• **Task objective**
Return only those lines of the listing in which "placeholder" appears.

• **Dataset records**
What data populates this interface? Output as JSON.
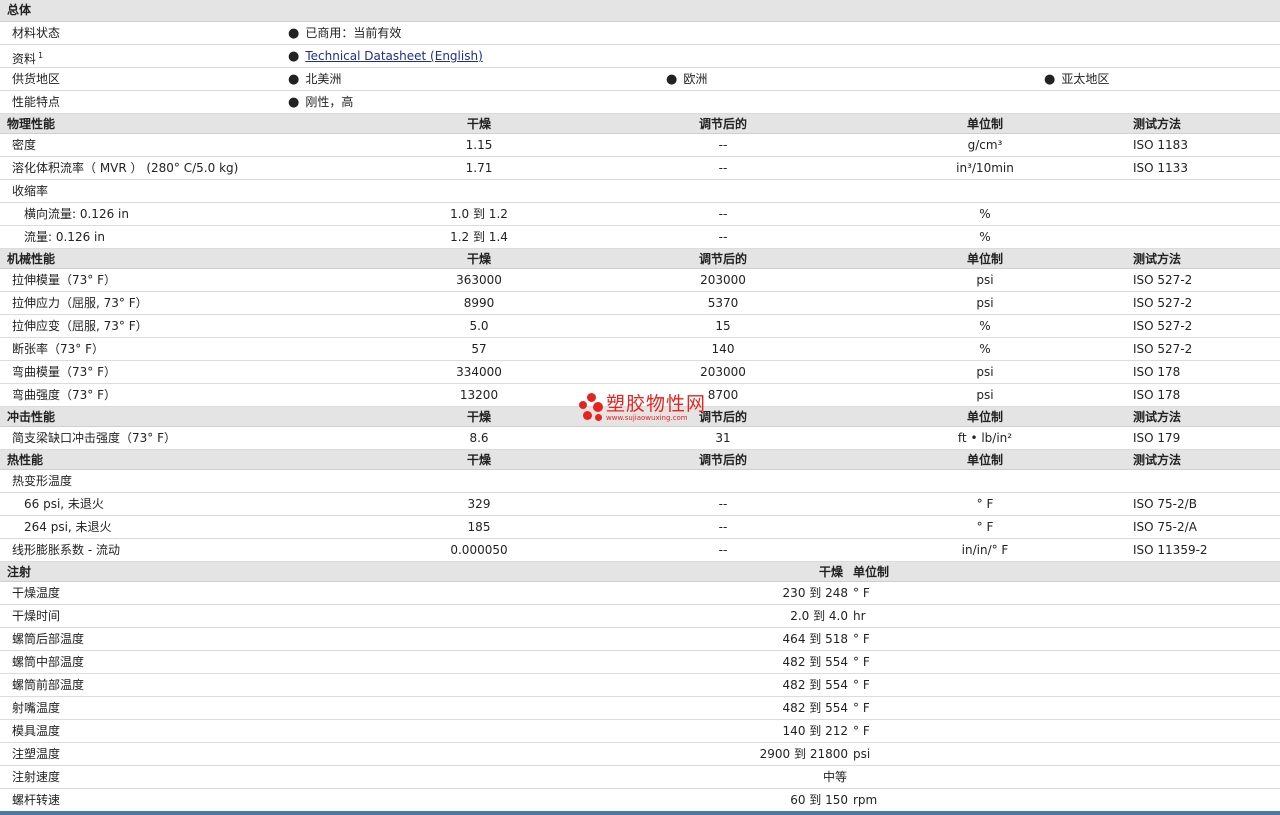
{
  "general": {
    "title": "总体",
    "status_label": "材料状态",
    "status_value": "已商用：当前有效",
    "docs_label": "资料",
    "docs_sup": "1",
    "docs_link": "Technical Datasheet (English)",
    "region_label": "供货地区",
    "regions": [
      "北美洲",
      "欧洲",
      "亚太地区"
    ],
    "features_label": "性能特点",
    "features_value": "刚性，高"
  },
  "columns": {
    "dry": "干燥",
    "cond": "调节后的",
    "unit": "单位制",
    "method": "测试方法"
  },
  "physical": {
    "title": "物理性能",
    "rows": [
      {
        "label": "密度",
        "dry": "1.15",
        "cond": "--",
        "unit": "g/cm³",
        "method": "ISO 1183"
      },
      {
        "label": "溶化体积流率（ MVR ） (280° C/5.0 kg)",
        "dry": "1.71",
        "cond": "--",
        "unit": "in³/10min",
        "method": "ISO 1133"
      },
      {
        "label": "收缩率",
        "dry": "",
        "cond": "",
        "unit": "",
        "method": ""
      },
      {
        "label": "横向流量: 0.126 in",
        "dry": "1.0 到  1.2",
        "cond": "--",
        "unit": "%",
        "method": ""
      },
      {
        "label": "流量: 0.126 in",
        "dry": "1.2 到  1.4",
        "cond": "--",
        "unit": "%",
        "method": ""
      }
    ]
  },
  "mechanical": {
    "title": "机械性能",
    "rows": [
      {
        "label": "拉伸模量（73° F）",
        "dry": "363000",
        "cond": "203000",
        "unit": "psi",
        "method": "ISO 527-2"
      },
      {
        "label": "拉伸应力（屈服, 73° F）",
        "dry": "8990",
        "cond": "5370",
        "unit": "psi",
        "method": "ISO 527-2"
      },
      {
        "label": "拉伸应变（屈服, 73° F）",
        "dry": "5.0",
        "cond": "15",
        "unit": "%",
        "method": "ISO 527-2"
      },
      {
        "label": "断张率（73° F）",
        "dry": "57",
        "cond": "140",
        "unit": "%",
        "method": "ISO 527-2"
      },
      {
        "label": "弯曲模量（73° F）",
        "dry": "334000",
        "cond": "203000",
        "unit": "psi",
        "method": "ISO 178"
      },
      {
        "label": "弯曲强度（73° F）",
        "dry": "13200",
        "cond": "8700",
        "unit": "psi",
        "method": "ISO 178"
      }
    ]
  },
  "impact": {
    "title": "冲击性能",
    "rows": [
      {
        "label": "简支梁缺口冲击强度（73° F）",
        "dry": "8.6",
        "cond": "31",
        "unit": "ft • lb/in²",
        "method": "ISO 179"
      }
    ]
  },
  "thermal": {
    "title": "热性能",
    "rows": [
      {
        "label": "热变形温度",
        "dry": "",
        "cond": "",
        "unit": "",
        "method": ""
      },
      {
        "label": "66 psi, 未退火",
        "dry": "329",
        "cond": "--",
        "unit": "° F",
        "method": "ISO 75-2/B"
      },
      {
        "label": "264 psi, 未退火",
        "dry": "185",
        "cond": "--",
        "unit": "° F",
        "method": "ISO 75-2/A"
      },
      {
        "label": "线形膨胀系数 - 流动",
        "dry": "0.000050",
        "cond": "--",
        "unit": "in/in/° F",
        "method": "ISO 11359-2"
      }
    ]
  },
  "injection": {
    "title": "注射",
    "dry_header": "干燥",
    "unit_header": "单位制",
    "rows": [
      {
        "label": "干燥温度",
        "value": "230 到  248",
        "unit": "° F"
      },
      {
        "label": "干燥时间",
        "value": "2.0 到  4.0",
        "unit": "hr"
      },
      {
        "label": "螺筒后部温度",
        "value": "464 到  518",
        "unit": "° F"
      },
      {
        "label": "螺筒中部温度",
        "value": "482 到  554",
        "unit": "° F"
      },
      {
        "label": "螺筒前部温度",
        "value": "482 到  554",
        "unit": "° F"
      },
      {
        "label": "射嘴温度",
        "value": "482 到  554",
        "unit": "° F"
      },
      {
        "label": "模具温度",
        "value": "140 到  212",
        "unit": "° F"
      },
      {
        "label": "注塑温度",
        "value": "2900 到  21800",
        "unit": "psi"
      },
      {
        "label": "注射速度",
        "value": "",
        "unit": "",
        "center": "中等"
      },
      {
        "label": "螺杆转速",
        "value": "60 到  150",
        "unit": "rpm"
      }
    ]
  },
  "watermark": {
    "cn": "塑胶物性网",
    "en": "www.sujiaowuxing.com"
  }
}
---
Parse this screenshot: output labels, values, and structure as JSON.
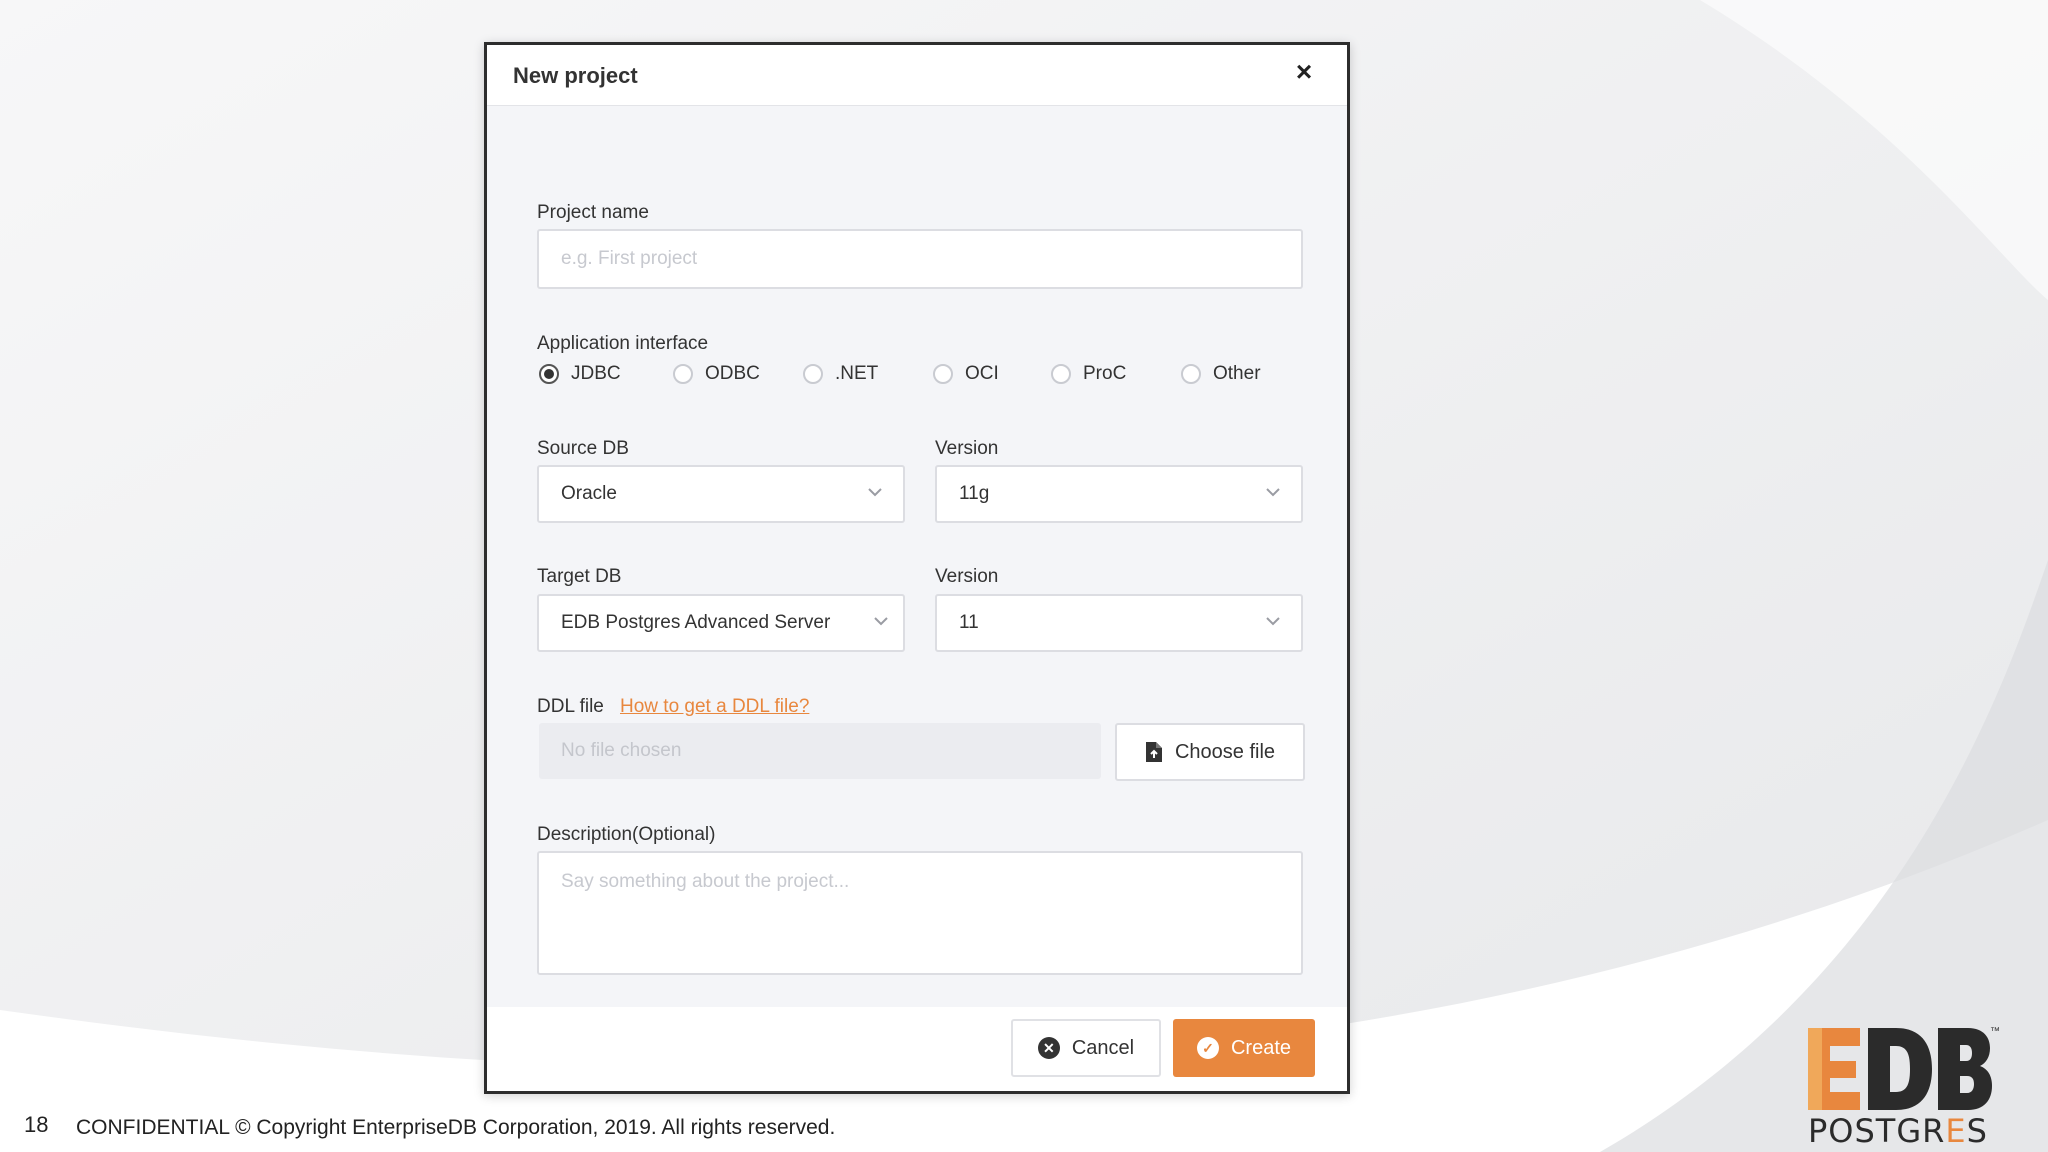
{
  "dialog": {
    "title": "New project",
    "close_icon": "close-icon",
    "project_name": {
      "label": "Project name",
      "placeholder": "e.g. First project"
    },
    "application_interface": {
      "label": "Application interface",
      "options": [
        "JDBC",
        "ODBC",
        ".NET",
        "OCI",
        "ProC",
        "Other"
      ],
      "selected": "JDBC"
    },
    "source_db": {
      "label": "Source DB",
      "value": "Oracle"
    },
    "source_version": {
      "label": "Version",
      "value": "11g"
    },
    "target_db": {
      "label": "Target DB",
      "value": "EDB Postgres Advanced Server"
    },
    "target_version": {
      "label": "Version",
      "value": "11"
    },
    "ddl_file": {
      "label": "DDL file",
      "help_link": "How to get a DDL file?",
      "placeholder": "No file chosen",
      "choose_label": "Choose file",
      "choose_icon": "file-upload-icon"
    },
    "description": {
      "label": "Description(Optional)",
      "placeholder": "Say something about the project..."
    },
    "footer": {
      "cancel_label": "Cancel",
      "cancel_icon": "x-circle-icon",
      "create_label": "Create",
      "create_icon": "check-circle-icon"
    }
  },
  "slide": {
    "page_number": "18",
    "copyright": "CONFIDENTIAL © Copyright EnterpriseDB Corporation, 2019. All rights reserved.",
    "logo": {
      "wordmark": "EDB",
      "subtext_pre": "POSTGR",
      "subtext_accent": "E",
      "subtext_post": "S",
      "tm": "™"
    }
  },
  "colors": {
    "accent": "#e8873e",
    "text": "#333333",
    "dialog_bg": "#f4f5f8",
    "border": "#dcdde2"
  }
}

• **Solved exercise**
      "placeholder": "e.g. First project"
      "placeholder": "No file chosen",
      "placeholder": "Say something about the project..."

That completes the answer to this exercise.